++++ Data for the task

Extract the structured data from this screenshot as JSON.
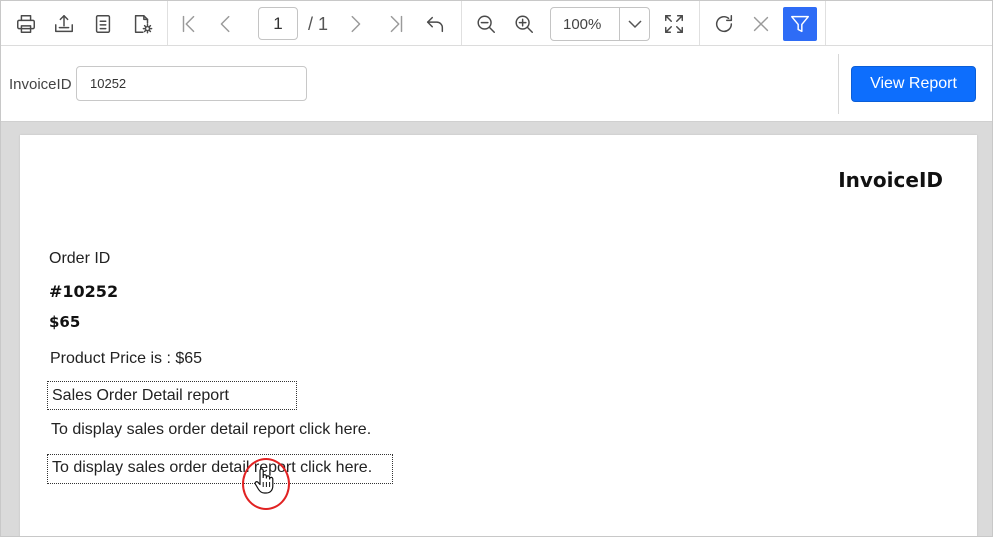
{
  "toolbar": {
    "icons": [
      "print-icon",
      "export-icon",
      "document-icon",
      "page-setup-icon",
      "first-page-icon",
      "previous-page-icon",
      "next-page-icon",
      "last-page-icon",
      "back-icon",
      "zoom-out-icon",
      "zoom-in-icon",
      "fit-page-icon",
      "refresh-icon",
      "cancel-icon",
      "filter-icon"
    ],
    "current_page": "1",
    "total_pages": "/ 1",
    "zoom": "100%",
    "active_color": "#2e6cf6"
  },
  "parameters": {
    "label": "InvoiceID",
    "value": "10252",
    "view_button": "View Report",
    "button_color": "#0d6efd"
  },
  "report": {
    "title": "InvoiceID",
    "order_label": "Order ID",
    "order_value": "#10252",
    "price_value": "$65",
    "product_price_text": "Product Price is : $65",
    "sales_detail_box": "Sales Order Detail report",
    "display_text": "To display sales order detail report click here.",
    "display_link_box": "To display sales order detail report click here."
  }
}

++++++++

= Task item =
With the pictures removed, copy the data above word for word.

= Answer space =
Extract the structured data from this screenshot as JSON.
{
  "toolbar": {
    "icons": [
      "print-icon",
      "export-icon",
      "document-icon",
      "page-setup-icon",
      "first-page-icon",
      "previous-page-icon",
      "next-page-icon",
      "last-page-icon",
      "back-icon",
      "zoom-out-icon",
      "zoom-in-icon",
      "fit-page-icon",
      "refresh-icon",
      "cancel-icon",
      "filter-icon"
    ],
    "current_page": "1",
    "total_pages": "/ 1",
    "zoom": "100%",
    "active_color": "#2e6cf6"
  },
  "parameters": {
    "label": "InvoiceID",
    "value": "10252",
    "view_button": "View Report",
    "button_color": "#0d6efd"
  },
  "report": {
    "title": "InvoiceID",
    "order_label": "Order ID",
    "order_value": "#10252",
    "price_value": "$65",
    "product_price_text": "Product Price is : $65",
    "sales_detail_box": "Sales Order Detail report",
    "display_text": "To display sales order detail report click here.",
    "display_link_box": "To display sales order detail report click here."
  }
}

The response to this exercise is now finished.